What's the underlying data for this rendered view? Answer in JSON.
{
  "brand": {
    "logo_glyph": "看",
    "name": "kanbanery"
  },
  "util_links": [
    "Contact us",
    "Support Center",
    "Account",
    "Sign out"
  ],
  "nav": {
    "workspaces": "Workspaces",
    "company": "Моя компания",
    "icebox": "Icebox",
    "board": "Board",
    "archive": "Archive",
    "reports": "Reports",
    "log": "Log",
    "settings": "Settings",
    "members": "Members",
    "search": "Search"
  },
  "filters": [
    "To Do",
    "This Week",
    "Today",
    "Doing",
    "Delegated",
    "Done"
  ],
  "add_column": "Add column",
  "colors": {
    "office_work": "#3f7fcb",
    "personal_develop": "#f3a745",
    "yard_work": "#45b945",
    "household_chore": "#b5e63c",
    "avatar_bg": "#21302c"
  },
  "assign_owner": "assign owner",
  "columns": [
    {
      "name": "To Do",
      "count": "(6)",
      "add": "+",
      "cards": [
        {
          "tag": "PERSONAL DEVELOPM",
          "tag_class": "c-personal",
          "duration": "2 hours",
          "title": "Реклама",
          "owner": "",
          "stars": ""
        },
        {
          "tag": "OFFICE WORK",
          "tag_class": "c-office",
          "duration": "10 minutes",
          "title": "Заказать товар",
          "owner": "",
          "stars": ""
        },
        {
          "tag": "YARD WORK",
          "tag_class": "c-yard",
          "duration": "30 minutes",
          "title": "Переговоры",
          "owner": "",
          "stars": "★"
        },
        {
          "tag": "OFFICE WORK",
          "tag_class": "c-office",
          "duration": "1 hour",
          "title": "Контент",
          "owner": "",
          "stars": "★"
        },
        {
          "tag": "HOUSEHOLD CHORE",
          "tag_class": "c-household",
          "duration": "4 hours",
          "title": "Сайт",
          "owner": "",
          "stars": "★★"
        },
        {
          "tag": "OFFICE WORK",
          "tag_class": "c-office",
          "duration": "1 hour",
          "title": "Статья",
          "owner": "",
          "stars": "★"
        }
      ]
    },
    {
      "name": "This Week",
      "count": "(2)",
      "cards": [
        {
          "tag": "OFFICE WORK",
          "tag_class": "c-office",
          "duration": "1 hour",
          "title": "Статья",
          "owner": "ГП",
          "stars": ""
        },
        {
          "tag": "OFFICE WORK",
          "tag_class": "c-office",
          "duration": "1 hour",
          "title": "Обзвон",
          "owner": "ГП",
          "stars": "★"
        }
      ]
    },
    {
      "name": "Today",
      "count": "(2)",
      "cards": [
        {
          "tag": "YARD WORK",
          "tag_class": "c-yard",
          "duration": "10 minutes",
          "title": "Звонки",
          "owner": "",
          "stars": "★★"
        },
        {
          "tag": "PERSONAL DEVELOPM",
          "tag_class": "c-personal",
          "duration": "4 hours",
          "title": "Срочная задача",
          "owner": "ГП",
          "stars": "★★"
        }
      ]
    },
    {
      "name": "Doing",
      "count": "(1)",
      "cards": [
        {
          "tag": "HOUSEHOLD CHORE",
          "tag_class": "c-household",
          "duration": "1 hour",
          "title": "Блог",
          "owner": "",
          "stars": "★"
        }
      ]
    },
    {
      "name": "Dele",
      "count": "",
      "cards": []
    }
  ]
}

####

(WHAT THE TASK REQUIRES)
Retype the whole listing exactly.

(EXERCISE RESULT)
What's the underlying data for this rendered view? Answer in JSON.
{
  "brand": {
    "logo_glyph": "看",
    "name": "kanbanery"
  },
  "util_links": [
    "Contact us",
    "Support Center",
    "Account",
    "Sign out"
  ],
  "nav": {
    "workspaces": "Workspaces",
    "company": "Моя компания",
    "icebox": "Icebox",
    "board": "Board",
    "archive": "Archive",
    "reports": "Reports",
    "log": "Log",
    "settings": "Settings",
    "members": "Members",
    "search": "Search"
  },
  "filters": [
    "To Do",
    "This Week",
    "Today",
    "Doing",
    "Delegated",
    "Done"
  ],
  "add_column": "Add column",
  "colors": {
    "office_work": "#3f7fcb",
    "personal_develop": "#f3a745",
    "yard_work": "#45b945",
    "household_chore": "#b5e63c",
    "avatar_bg": "#21302c"
  },
  "assign_owner": "assign owner",
  "columns": [
    {
      "name": "To Do",
      "count": "(6)",
      "add": "+",
      "cards": [
        {
          "tag": "PERSONAL DEVELOPM",
          "tag_class": "c-personal",
          "duration": "2 hours",
          "title": "Реклама",
          "owner": "",
          "stars": ""
        },
        {
          "tag": "OFFICE WORK",
          "tag_class": "c-office",
          "duration": "10 minutes",
          "title": "Заказать товар",
          "owner": "",
          "stars": ""
        },
        {
          "tag": "YARD WORK",
          "tag_class": "c-yard",
          "duration": "30 minutes",
          "title": "Переговоры",
          "owner": "",
          "stars": "★"
        },
        {
          "tag": "OFFICE WORK",
          "tag_class": "c-office",
          "duration": "1 hour",
          "title": "Контент",
          "owner": "",
          "stars": "★"
        },
        {
          "tag": "HOUSEHOLD CHORE",
          "tag_class": "c-household",
          "duration": "4 hours",
          "title": "Сайт",
          "owner": "",
          "stars": "★★"
        },
        {
          "tag": "OFFICE WORK",
          "tag_class": "c-office",
          "duration": "1 hour",
          "title": "Статья",
          "owner": "",
          "stars": "★"
        }
      ]
    },
    {
      "name": "This Week",
      "count": "(2)",
      "cards": [
        {
          "tag": "OFFICE WORK",
          "tag_class": "c-office",
          "duration": "1 hour",
          "title": "Статья",
          "owner": "ГП",
          "stars": ""
        },
        {
          "tag": "OFFICE WORK",
          "tag_class": "c-office",
          "duration": "1 hour",
          "title": "Обзвон",
          "owner": "ГП",
          "stars": "★"
        }
      ]
    },
    {
      "name": "Today",
      "count": "(2)",
      "cards": [
        {
          "tag": "YARD WORK",
          "tag_class": "c-yard",
          "duration": "10 minutes",
          "title": "Звонки",
          "owner": "",
          "stars": "★★"
        },
        {
          "tag": "PERSONAL DEVELOPM",
          "tag_class": "c-personal",
          "duration": "4 hours",
          "title": "Срочная задача",
          "owner": "ГП",
          "stars": "★★"
        }
      ]
    },
    {
      "name": "Doing",
      "count": "(1)",
      "cards": [
        {
          "tag": "HOUSEHOLD CHORE",
          "tag_class": "c-household",
          "duration": "1 hour",
          "title": "Блог",
          "owner": "",
          "stars": "★"
        }
      ]
    },
    {
      "name": "Dele",
      "count": "",
      "cards": []
    }
  ]
}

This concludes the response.